Seraphim Capital’s Space Venture Fund wants to speed up the commercialisation of space by investing in small to medium-sized businesses developing cheaper and more accessible technologies.
It will also target firms focused on artificial intelligence, robot and autonomous systems, and advanced materials such as nanotechnology.
Planemaker Airbus, space tech firm e2v and Thales, the French defence company, have already thrown their weight behind the fund after investing undisclosed sums.
Seraphim also agreed a tie-up with the European Space Agency (ESA) this summer to access promising start-ups through its 11 incubators across Europe.
The company declined to comment on how much it has raised so far.
“Reception to the fund has been strong – which you can see from the leading industry players that have come on board – and significant commitments have already been made,” one source close to the fundraising told City A.M.
The UK space sector generated £12bn in turnover last year – 6.5 per cent of the global market – and has grown at eight per cent per year since 2008, according to recent industry reports.
The government has set a goal to increase the UK’s share of the global space market to 10 per cent by 2030. However, according to Seraphim the business of space is still costly and developments are slow.
“Historically the space sector has developed all technology requirements in-house... This has led to lengthy development cycles, high costs and over-engineered solutions,” Seraphim said.
The fund will have a 10-year life and a portfolio of around 20 companies.
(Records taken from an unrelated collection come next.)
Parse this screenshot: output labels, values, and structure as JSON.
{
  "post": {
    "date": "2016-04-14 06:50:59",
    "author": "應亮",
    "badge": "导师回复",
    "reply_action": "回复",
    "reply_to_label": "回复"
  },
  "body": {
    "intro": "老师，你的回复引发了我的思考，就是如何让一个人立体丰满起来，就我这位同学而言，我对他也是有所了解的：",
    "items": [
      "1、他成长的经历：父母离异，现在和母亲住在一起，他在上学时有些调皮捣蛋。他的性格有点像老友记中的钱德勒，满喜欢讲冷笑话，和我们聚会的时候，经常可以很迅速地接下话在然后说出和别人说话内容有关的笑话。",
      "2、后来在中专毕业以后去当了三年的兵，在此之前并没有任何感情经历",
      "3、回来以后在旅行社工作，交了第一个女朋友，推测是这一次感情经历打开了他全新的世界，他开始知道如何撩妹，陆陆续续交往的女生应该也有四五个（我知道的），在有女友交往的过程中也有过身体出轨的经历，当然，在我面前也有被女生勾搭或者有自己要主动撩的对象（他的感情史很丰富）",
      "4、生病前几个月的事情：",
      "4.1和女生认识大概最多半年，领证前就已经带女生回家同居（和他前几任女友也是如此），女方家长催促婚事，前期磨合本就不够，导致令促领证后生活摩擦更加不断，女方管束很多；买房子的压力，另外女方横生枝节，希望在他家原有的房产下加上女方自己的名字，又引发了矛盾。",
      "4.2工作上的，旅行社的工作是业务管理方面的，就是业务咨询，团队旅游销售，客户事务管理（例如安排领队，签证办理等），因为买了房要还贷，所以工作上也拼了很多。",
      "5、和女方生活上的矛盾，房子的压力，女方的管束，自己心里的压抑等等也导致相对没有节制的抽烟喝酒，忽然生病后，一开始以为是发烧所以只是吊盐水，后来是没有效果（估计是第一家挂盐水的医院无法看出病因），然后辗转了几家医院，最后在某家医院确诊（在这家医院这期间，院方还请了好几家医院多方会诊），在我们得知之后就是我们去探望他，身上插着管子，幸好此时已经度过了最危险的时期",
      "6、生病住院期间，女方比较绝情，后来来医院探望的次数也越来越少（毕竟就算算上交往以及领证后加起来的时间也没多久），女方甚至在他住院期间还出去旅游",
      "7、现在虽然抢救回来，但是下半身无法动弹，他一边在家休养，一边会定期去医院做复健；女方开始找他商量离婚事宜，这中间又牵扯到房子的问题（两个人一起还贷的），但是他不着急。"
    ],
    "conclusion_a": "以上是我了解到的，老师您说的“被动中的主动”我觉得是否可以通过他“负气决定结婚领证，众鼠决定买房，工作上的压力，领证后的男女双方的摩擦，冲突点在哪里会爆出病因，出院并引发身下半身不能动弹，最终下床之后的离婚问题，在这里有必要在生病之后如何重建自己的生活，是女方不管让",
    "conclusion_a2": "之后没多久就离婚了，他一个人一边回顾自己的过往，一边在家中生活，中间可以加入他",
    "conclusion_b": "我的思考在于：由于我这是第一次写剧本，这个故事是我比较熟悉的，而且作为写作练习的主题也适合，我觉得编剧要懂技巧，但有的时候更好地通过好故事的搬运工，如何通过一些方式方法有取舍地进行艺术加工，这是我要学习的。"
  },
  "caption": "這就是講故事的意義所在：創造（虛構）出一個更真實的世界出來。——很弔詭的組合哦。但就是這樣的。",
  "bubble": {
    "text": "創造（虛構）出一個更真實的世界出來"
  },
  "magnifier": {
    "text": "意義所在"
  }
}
It will make initial investments of up to £2m and participate in further rounds of up to £12m.